As you can see the file hashes match from the source and destination. See this TechNet article for more options and switches.

Step 6: Create the Replication Group

Now we are getting down to actually creating the replication group. Using the DFS Management Interface is easy enough but will not allow for cloning the Replication database because you have to add both members at the time of the creation of the replication group. The reason we want to clone is that with the 8.1 million files initial synchronization will take a really long time while the servers compare and exchange metadata and files. So we will create the replication group on FS01.
Create the Replication Group by running this command
Create the replicated folder by running this command
Add FS01 as a member of the replication group
Set the DFSR membership properties including the path of the folder to be replicated
Refresh the DFS Management console and the new replication group and replicated folder will be there
Now I am updating the config from AD by running the PowerShell command Update-DfsrConfigurationFromAD
Before we go to step 7, we need to wait for event 4112 in the DFS Replication log. That event will let us know that we are done and ready to export the DFS Replication database.

Step 7: Export a clone of the Database

First we will need a place to store the clone, so we will create a new folder
Running the following command will export the database:
When the export completes, a message similar to this will be displayed

Step 8: Copy the Clone to FS02

Running Robocopy with the command
Robocopy C:\Data\DFSRClone \\FS02\C$\Data\DFSRClone /B

Step 9: Import the Clone

On FS02 run the following command to import the clone from FS01
This will take a bit as the Export was 3.3 GB. Either wait for the command to complete, or check the DFS Replication event log for Event 2404 which indicates the import is completed.
Event ID 2416 in the same log will give you status update information while the import is going on, usually about 4 events a minute.

Step 10: Add FS02 to the Replication Group

In PowerShell on FS02 Run the following 3 commands
Add-DfsrMember –GroupName Corpdata –ComputerName FS02

Add-DfsrConnection –GroupName Corpdata –SourceComputerName FS01 –DestinationComputerName FS02
Set-DfsrMembership –GroupName Corpdata –FolderName CorpData –ContentPath C:\Data\CorpData –ComputerName FS02
Wait for event 4104 in the DFS Replication log to know when this has been completed

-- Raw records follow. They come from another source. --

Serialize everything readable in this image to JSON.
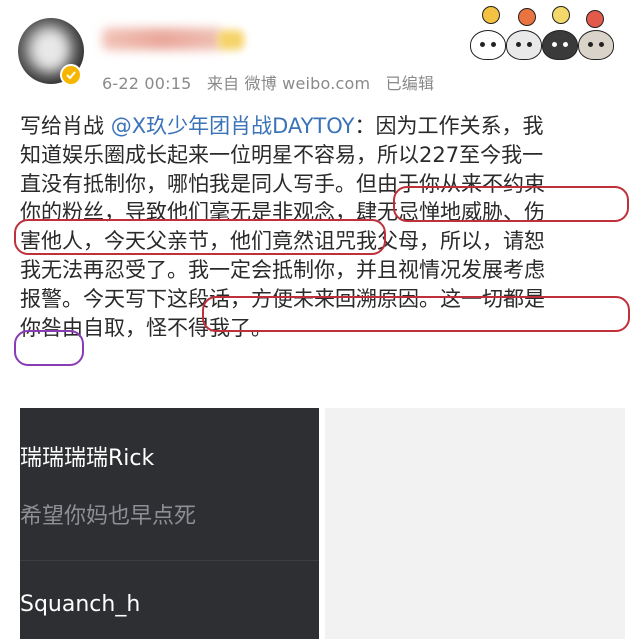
{
  "header": {
    "meta_date": "6-22 00:15",
    "meta_source": "来自 微博 weibo.com",
    "meta_edited": "已编辑"
  },
  "post": {
    "lines": [
      {
        "parts": [
          {
            "t": "写给肖战 "
          },
          {
            "t": "@X玖少年团肖战DAYTOY",
            "mention": true
          },
          {
            "t": "：因为工作关系，我"
          }
        ]
      },
      {
        "parts": [
          {
            "t": "知道娱乐圈成长起来一位明星不容易，所以227至今我一"
          }
        ]
      },
      {
        "parts": [
          {
            "t": "直没有抵制你，哪怕我是同人写手。但由于你从来不约束"
          }
        ]
      },
      {
        "parts": [
          {
            "t": "你的粉丝，导致他们毫无是非观念，肆无忌惮地威胁、伤"
          }
        ]
      },
      {
        "parts": [
          {
            "t": "害他人，今天父亲节，他们竟然诅咒我父母，所以，请恕"
          }
        ]
      },
      {
        "parts": [
          {
            "t": "我无法再忍受了。我一定会抵制你，并且视情况发展考虑"
          }
        ]
      },
      {
        "parts": [
          {
            "t": "报警。今天写下这段话，方便未来回溯原因。这一切都是"
          }
        ]
      },
      {
        "parts": [
          {
            "t": "你咎由自取，怪不得我了。"
          }
        ]
      }
    ]
  },
  "comments": [
    {
      "user": "瑞瑞瑞瑞Rick",
      "text": "希望你妈也早点死"
    },
    {
      "user": "Squanch_h",
      "text": ""
    }
  ],
  "colors": {
    "mention": "#3a73b8",
    "annotation_red": "#c0303a",
    "annotation_purple": "#8a3cb4",
    "comment_bg": "#2d2f33"
  },
  "icons": [
    "avatar",
    "verified-badge-icon",
    "sticker-cats"
  ]
}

Step 11: Test Replication

Ok now that DFSR is setup let’s validate that everything is working as expected.
In DFS Management, Select the Replication group on the left pane and Select Create Diagnostic Report in the Action Pane.
On the Diagnostic Report Wizard Select Propagation Report
Click Next
On the next screen select the server and folder then click next
On the Next page Click Create
View the results then Close the wizard.
Give some time to pass, a couple minutes or so, then rerun Diagnostic Report Wizard – This time select the propagation report.
Go through the wizard and view the results. A health report is also a good way to monitor health of the replication group.
Additional tests to perform
Test 1: Open one of the text files and modify the contents, validate that change replicates to the other server.
Test 2: The final test would be to create a new folder and a new file in that folder, allow some time to pass then check the other server and validate the data has replicated.